The Era of Social Content
The Internet has changed human interaction in profound and complicated ways, and it is important to understand these changes in order to use it to one’s advantage, whether it’s for business or inter-personal communication. At the dawn of the first sites, content was static1. Much like books, websites provided information to users, who could not then interact or engage with it. It was a one-sided communication, which often had out-of-date information and did not provoke creativity or social interaction.
However, it was not long before social networking and sharing websites transformed the Internet into a multi-sided interaction with dynamic and regularly updated content, which the users themselves can influence or create2. Since 1995, this trend has continued to grow exponentially through social functionality, social colonization and social content3. This era of social content is characterized by social networks functioning like operating systems by 1) making every human experience, and 2) providing personalized and accurate content. The Internet of today facilitates the exchange and discussion of ideas and the creation of powerful and informative content not only by individuals, but also by communities as whole.
However, social content should not be interpreted as merely content which is heavily shared on social media websites like Facebook, Twitter, Google+ and LinkedIn. If this were true, then a highly Liked, Shared, +1ed page should have high quality social content, but this is not always true. There is high correlation between these two characteristics4, but there are other explanations for this correlation. One would be that social content causes a lot of sharing on social media (not the other way around), while another is that social content ranks well in search engines, which in turn causes the social media presence.
So what does this mean for businesses? The main social change is that users are more demanding and do not want to be seen as merely consumers. They want to be engaged in the process wherever they are: in an organization, at a company website, or in a personal communication. The best customer strategy for companies is to ask their client communities and listen carefully. They should be flexible and responsive in order to adapt to changes in customer preferences, needs and resources. Transparency is another key issue because the age of social content has made the flow of information faster and easier. Practically speaking, this will be reflected on the company website, whether all relevant product, company and staff information is displayed or not.
Another profound impact will be on the marketing and branding strategy of the company. Consumer communities will gain more power and authority, and their support will be more valuable than ever. It makes sense for corporations to build strong and positive relationships with their client communities by, for example, communicating with them and addressing their concerns. Strong advocates will be harder to win but their opinions are more authoritative and widely trusted than the company they support, so it is a worthwhile investment.
In the past it was enough for writers and other content creators to write out well-informed text in order to attract users.
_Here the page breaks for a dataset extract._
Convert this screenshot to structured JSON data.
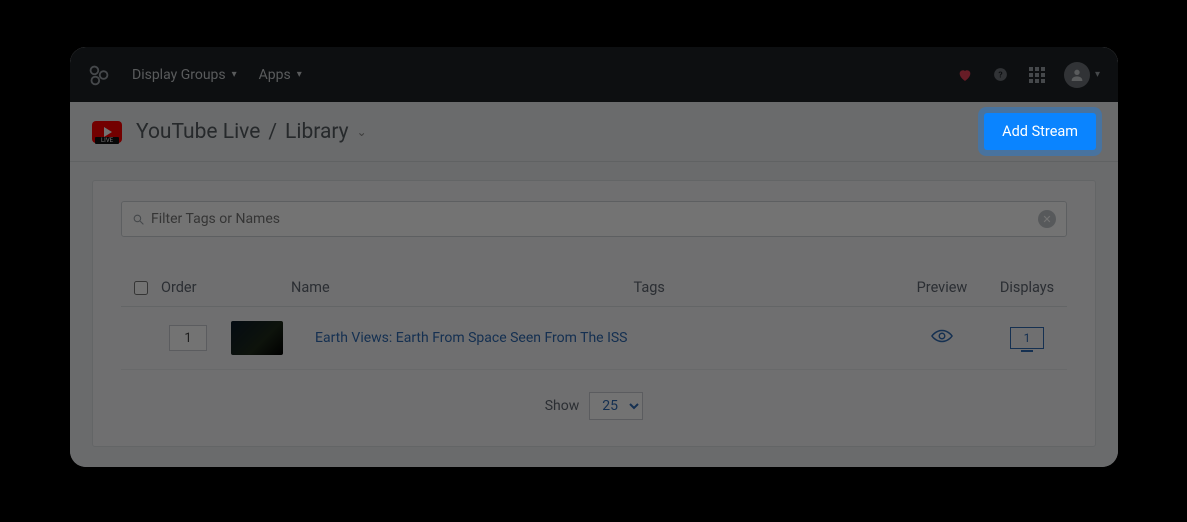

Nowadays, to win the discerning reader, the content creator must utilize multiple types of media, such as images and video; must make use of interactive interfaces as much as possible, should create informative, interesting and actionable content; and offer easy sharing options. Nevertheless, companies can take advantage of this social content trend. Outsourcing product design and development to user communities is both cost-efficient and PR friendly, while organizational transparency can improve accountability and management.
So, as with other major changes, it is important to get on the wagon as soon as possible to beat the competition.